Entries provided:
********************

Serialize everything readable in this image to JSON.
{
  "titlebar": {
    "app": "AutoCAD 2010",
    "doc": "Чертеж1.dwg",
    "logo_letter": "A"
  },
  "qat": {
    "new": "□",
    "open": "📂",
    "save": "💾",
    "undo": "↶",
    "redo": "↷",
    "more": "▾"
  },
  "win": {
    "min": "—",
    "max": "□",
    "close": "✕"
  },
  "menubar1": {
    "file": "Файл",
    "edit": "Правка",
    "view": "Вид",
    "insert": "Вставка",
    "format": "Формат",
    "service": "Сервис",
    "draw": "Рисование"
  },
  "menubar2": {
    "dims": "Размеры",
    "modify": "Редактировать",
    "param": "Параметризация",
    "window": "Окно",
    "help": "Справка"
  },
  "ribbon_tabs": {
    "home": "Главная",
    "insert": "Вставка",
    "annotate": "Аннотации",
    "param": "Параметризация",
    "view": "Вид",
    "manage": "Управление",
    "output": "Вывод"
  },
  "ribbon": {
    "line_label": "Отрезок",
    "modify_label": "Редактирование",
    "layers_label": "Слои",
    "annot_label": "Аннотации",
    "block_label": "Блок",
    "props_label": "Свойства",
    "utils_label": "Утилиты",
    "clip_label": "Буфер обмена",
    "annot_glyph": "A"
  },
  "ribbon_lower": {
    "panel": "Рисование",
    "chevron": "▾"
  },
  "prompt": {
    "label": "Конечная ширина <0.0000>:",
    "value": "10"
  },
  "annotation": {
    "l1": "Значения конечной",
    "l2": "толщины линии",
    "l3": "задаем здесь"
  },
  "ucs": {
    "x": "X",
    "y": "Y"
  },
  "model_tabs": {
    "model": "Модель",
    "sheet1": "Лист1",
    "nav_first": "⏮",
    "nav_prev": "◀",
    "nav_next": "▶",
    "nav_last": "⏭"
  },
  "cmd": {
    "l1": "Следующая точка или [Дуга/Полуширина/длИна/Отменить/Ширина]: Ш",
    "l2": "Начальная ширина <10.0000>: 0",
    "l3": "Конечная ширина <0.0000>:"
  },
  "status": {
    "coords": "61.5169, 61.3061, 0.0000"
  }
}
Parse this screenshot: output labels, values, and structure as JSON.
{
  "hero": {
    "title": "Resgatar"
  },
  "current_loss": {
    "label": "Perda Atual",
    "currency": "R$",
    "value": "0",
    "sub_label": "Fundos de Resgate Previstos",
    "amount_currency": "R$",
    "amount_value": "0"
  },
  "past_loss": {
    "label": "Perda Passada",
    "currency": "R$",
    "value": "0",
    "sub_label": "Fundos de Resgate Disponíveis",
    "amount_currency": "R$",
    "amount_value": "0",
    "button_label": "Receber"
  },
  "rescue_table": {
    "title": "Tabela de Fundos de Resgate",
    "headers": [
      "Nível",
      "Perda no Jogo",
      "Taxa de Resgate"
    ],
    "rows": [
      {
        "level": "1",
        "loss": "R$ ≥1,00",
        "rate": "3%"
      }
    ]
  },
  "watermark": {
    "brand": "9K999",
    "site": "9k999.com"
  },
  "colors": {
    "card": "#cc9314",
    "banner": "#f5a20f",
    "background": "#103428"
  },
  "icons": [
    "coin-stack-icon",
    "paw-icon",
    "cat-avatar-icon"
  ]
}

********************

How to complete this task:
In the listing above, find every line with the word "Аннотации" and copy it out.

Your response:
    "annotate": "Аннотации",
    "annot_label": "Аннотации",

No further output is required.